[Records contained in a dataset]
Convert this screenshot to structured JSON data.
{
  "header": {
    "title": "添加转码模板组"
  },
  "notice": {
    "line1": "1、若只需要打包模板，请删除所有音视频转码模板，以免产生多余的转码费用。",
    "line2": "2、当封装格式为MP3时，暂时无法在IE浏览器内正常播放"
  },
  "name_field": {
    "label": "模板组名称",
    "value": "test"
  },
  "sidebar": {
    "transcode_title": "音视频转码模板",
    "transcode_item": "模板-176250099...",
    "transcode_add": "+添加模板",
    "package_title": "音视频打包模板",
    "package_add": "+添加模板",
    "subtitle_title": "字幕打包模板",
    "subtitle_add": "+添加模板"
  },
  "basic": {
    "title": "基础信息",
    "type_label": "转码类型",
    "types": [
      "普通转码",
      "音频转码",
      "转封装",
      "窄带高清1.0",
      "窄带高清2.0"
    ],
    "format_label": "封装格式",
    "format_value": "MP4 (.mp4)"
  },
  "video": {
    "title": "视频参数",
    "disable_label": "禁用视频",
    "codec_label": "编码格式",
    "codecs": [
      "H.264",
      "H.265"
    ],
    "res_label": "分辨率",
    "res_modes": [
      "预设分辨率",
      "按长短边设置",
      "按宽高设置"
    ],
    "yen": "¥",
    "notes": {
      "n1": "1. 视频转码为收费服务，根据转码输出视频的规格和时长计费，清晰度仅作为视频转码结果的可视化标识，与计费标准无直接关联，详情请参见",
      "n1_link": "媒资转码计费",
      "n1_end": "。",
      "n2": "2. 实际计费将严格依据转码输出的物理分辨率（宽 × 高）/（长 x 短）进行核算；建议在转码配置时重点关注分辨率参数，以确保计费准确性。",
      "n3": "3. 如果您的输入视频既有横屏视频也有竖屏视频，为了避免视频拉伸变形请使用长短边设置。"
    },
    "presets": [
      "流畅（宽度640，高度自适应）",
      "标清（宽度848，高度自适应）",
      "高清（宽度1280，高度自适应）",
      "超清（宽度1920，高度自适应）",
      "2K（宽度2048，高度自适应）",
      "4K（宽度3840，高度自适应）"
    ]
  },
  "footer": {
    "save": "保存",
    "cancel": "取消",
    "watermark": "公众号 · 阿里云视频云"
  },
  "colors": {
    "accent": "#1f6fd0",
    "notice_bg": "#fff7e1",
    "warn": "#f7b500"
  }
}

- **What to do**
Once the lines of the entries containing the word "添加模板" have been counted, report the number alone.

- **Completed task**
3